App and web page records:
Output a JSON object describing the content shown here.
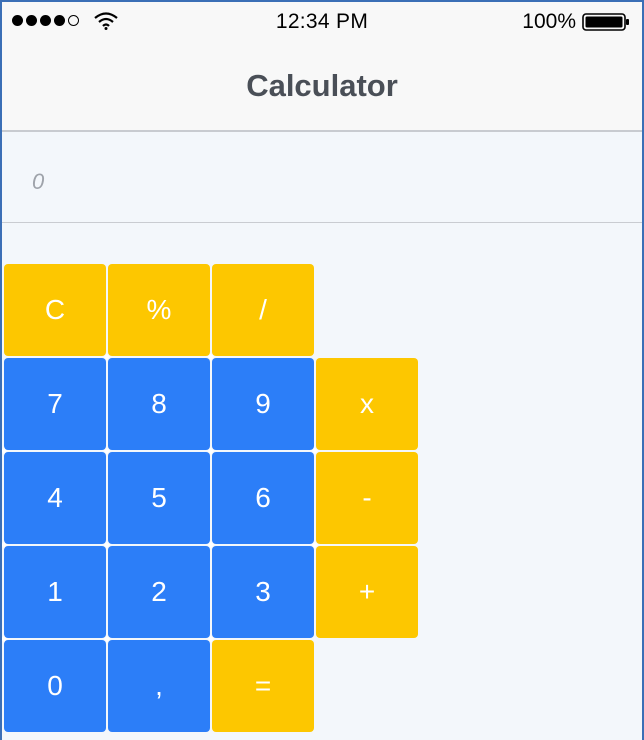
{
  "status_bar": {
    "time": "12:34 PM",
    "battery_percent": "100%",
    "signal_bars_filled": 4,
    "signal_bars_total": 5
  },
  "nav": {
    "title": "Calculator"
  },
  "display": {
    "value": "0"
  },
  "keys": {
    "clear": "C",
    "percent": "%",
    "divide": "/",
    "multiply": "x",
    "minus": "-",
    "plus": "+",
    "equals": "=",
    "seven": "7",
    "eight": "8",
    "nine": "9",
    "four": "4",
    "five": "5",
    "six": "6",
    "one": "1",
    "two": "2",
    "three": "3",
    "zero": "0",
    "decimal": ","
  },
  "colors": {
    "operator_key": "#fdc700",
    "digit_key": "#2c7ef8",
    "background": "#f3f7fb"
  },
  "icons": {
    "signal": "signal-dots-icon",
    "wifi": "wifi-icon",
    "battery": "battery-icon"
  }
}
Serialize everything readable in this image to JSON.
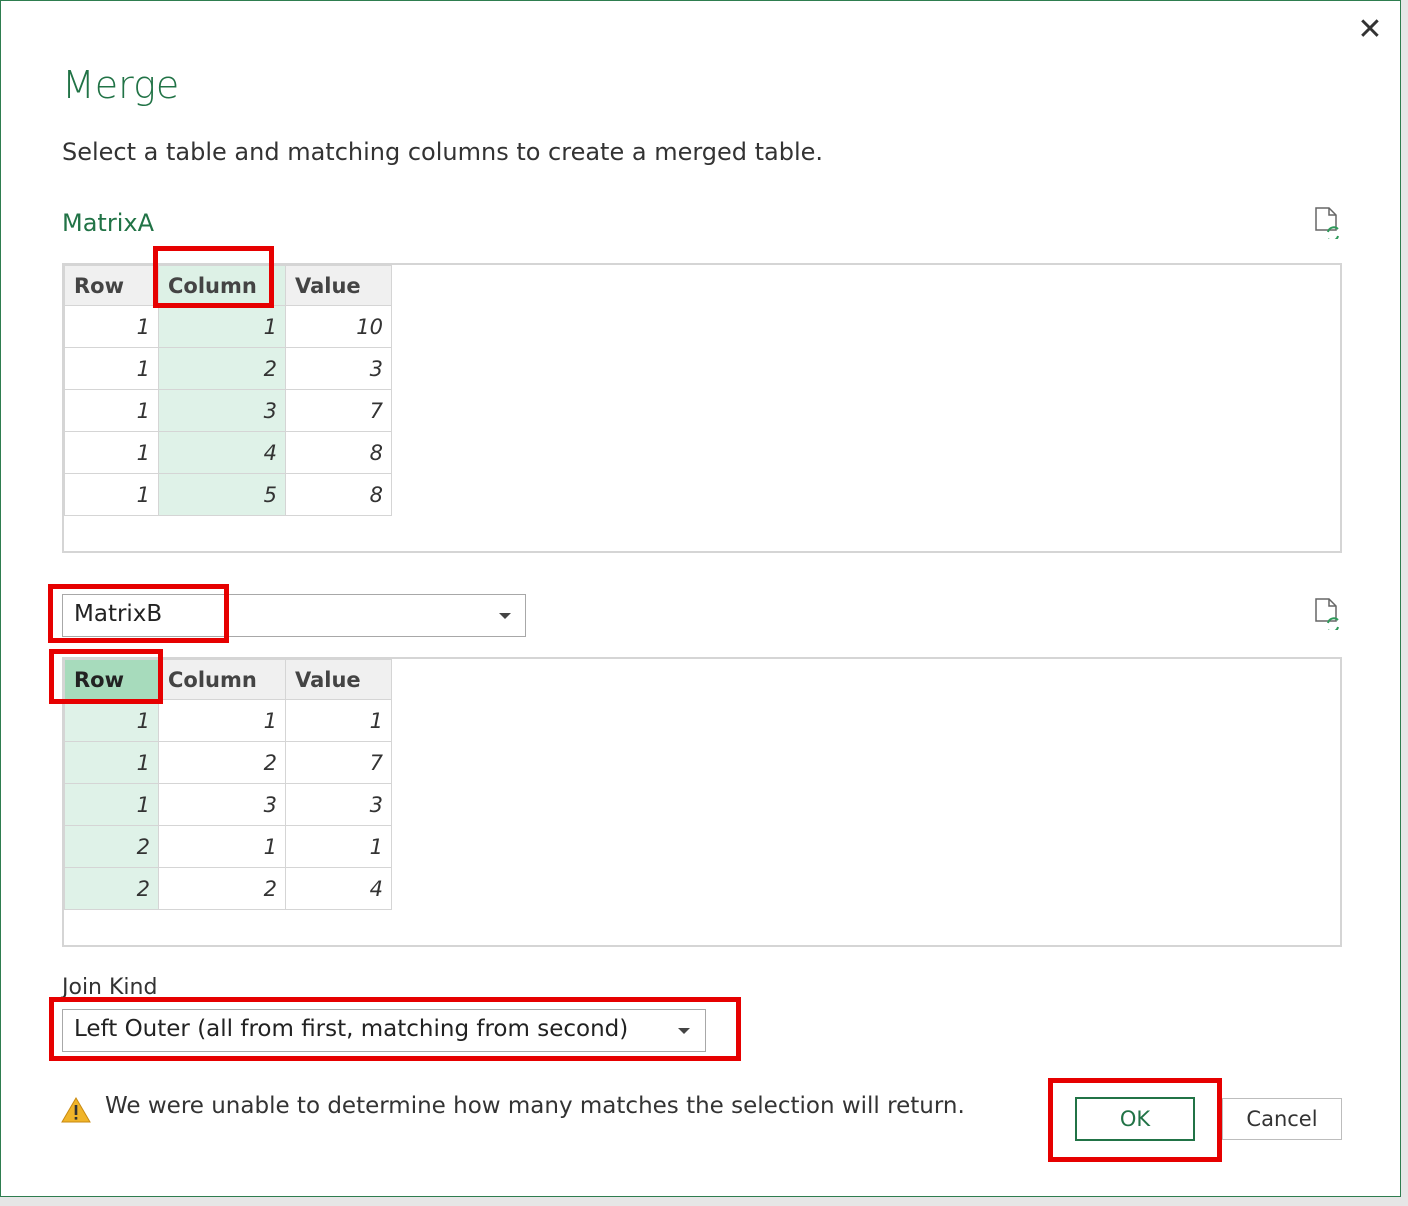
{
  "dialog": {
    "title": "Merge",
    "subtitle": "Select a table and matching columns to create a merged table.",
    "close_glyph": "✕"
  },
  "first_table": {
    "name": "MatrixA",
    "selected_column": "Column",
    "columns": [
      "Row",
      "Column",
      "Value"
    ],
    "rows": [
      [
        "1",
        "1",
        "10"
      ],
      [
        "1",
        "2",
        "3"
      ],
      [
        "1",
        "3",
        "7"
      ],
      [
        "1",
        "4",
        "8"
      ],
      [
        "1",
        "5",
        "8"
      ]
    ]
  },
  "second_table": {
    "selected_table": "MatrixB",
    "selected_column": "Row",
    "columns": [
      "Row",
      "Column",
      "Value"
    ],
    "rows": [
      [
        "1",
        "1",
        "1"
      ],
      [
        "1",
        "2",
        "7"
      ],
      [
        "1",
        "3",
        "3"
      ],
      [
        "2",
        "1",
        "1"
      ],
      [
        "2",
        "2",
        "4"
      ]
    ]
  },
  "join": {
    "label": "Join Kind",
    "selected": "Left Outer (all from first, matching from second)"
  },
  "warning": {
    "text": "We were unable to determine how many matches the selection will return."
  },
  "buttons": {
    "ok": "OK",
    "cancel": "Cancel"
  },
  "icons": {
    "refresh": "refresh-document-icon",
    "warning": "warning-icon",
    "dropdown": "chevron-down-icon"
  },
  "colors": {
    "accent": "#217346",
    "selected_column_fill": "#dff2e8",
    "selected_header_fill": "#a7dbbc",
    "highlight": "#e60000",
    "warning": "#f0b429"
  }
}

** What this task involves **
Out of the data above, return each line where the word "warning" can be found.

** Your solution **
  "warning": {
    "warning": "warning-icon",
    "warning": "#f0b429"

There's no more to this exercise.